The B. abortus genome contains 2 circular DNA chromosomes. The first chromosome is 2,124,241 nucleotides long and codes for 2200 genes. The second chromosome is 1,162,204 nucleotides long and codes for 1156 genes. The genome has a GC content of 57%, and 81% of the genome is a coding region (10). This pathogen is different from many in that it does not contain any plasmids or genomic islands that relate to pathogenicity within its genome (5). In addition to lacking these two features, the genome also lack many other genes that code for common virulence factors including “capsules, fimbriae, exotoxins, cytolysins, resistance forms, antigenic variation, plasmids, or lysogenic phages” (1). The genes that do encode for virulence in are being examined but they are not well enough understood to say for sure what the mode of virulence is for this intracellular pathogen (5).
Cell structure and metabolism
Describe any interesting features and/or cell structures; how it gains energy; what important molecules it produces.

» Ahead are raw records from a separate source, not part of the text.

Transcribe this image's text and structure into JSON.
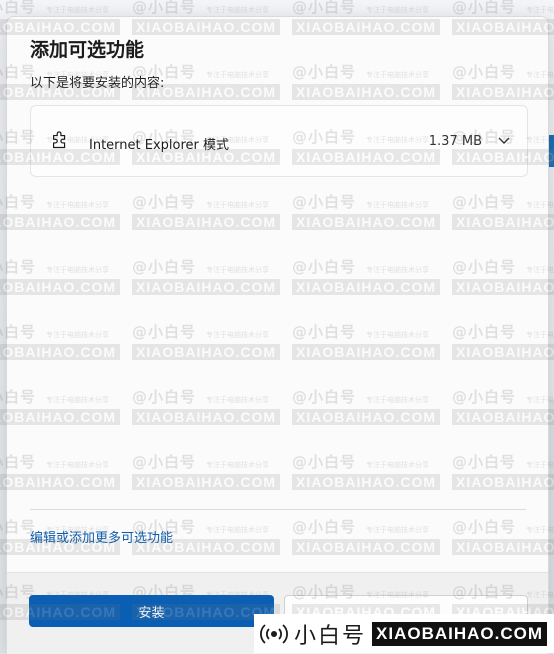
{
  "dialog": {
    "title": "添加可选功能",
    "subtitle": "以下是将要安装的内容:",
    "feature": {
      "name": "Internet Explorer 模式",
      "size": "1.37 MB",
      "icon": "puzzle-piece-icon",
      "expand_icon": "chevron-down-icon"
    },
    "more_link": "编辑或添加更多可选功能",
    "install_label": "安装",
    "cancel_label": ""
  },
  "watermark": {
    "handle": "@小白号",
    "tagline": "专注于电脑技术分享",
    "domain": "XIAOBAIHAO.COM"
  },
  "brand": {
    "name": "小白号",
    "domain": "XIAOBAIHAO.COM",
    "icon": "broadcast-icon"
  },
  "colors": {
    "accent": "#0a5fb4",
    "link": "#0b5cad"
  }
}
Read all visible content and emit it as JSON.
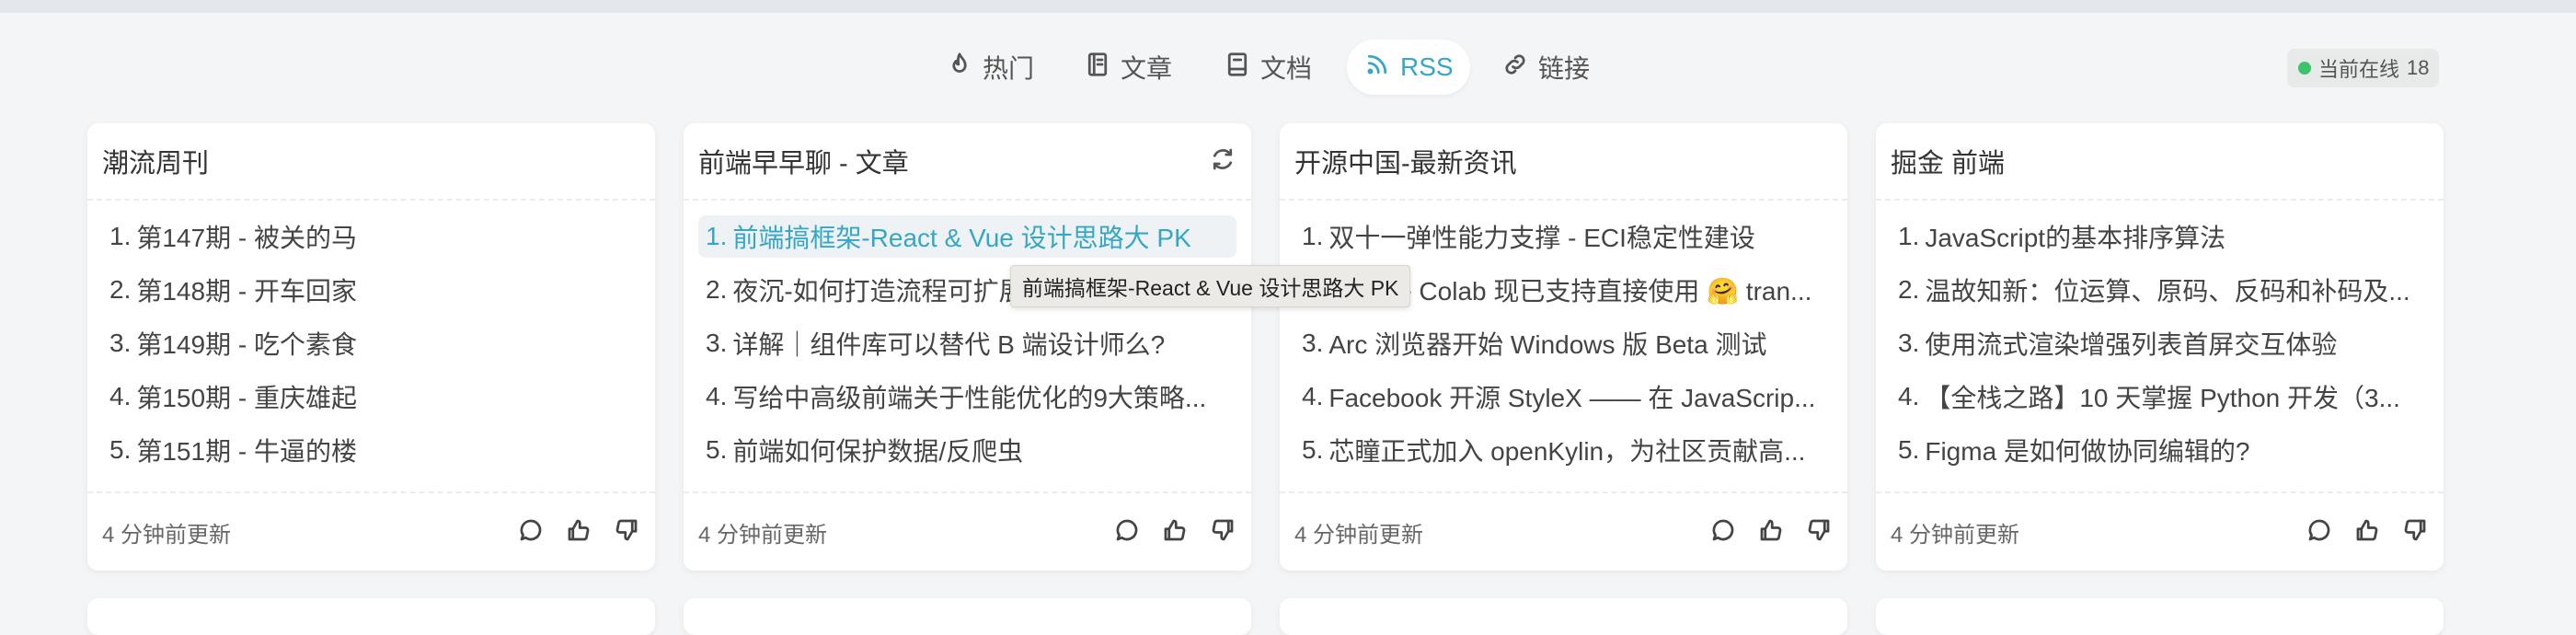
{
  "tabs": [
    {
      "label": "热门",
      "icon": "flame-icon",
      "active": false
    },
    {
      "label": "文章",
      "icon": "book-icon",
      "active": false
    },
    {
      "label": "文档",
      "icon": "document-icon",
      "active": false
    },
    {
      "label": "RSS",
      "icon": "rss-icon",
      "active": true
    },
    {
      "label": "链接",
      "icon": "link-icon",
      "active": false
    }
  ],
  "online": {
    "label": "当前在线",
    "count": "18",
    "status_color": "#3cc46d"
  },
  "accent_color": "#35a7c6",
  "cards": [
    {
      "title": "潮流周刊",
      "items": [
        {
          "num": "1.",
          "title": "第147期 - 被关的马"
        },
        {
          "num": "2.",
          "title": "第148期 - 开车回家"
        },
        {
          "num": "3.",
          "title": "第149期 - 吃个素食"
        },
        {
          "num": "4.",
          "title": "第150期 - 重庆雄起"
        },
        {
          "num": "5.",
          "title": "第151期 - 牛逼的楼"
        }
      ],
      "updated": "4 分钟前更新"
    },
    {
      "title": "前端早早聊 - 文章",
      "items": [
        {
          "num": "1.",
          "title": "前端搞框架-React & Vue 设计思路大 PK"
        },
        {
          "num": "2.",
          "title": "夜沉-如何打造流程可扩展..."
        },
        {
          "num": "3.",
          "title": "详解｜组件库可以替代 B 端设计师么?"
        },
        {
          "num": "4.",
          "title": "写给中高级前端关于性能优化的9大策略..."
        },
        {
          "num": "5.",
          "title": "前端如何保护数据/反爬虫"
        }
      ],
      "updated": "4 分钟前更新",
      "tooltip": "前端搞框架-React & Vue 设计思路大 PK"
    },
    {
      "title": "开源中国-最新资讯",
      "items": [
        {
          "num": "1.",
          "title": "双十一弹性能力支撑 - ECI稳定性建设"
        },
        {
          "num": "2.",
          "title": "Google Colab 现已支持直接使用 🤗 tran..."
        },
        {
          "num": "3.",
          "title": "Arc 浏览器开始 Windows 版 Beta 测试"
        },
        {
          "num": "4.",
          "title": "Facebook 开源 StyleX —— 在 JavaScrip..."
        },
        {
          "num": "5.",
          "title": "芯瞳正式加入 openKylin，为社区贡献高..."
        }
      ],
      "updated": "4 分钟前更新"
    },
    {
      "title": "掘金 前端",
      "items": [
        {
          "num": "1.",
          "title": "JavaScript的基本排序算法"
        },
        {
          "num": "2.",
          "title": "温故知新：位运算、原码、反码和补码及..."
        },
        {
          "num": "3.",
          "title": "使用流式渲染增强列表首屏交互体验"
        },
        {
          "num": "4.",
          "title": "【全栈之路】10 天掌握 Python 开发（3..."
        },
        {
          "num": "5.",
          "title": "Figma 是如何做协同编辑的?"
        }
      ],
      "updated": "4 分钟前更新"
    }
  ]
}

Describe any interactions with other organisms (included eukaryotes), contributions to the environment, effect on environment, etc.
How does this organism cause disease? Human, animal, plant hosts? Virulence factors, as well as patient symptoms.
Application to Biotechnology
Does this organism produce any useful compounds or enzymes? What are they and how are they used?
Enter summaries of the most recent research here--at least three required
[Sample reference] Takai, K., Sugai, A., Itoh, T., and Horikoshi, K. "Palaeococcus ferrophilus gen. nov., sp. nov., a barophilic, hyperthermophilic archaeon from a deep-sea hydrothermal vent chimney". International Journal of Systematic and Evolutionary Microbiology. 2000. Volume 50. p. 489-500.
Edited by student of Rachel Larsen and Kit Pogliano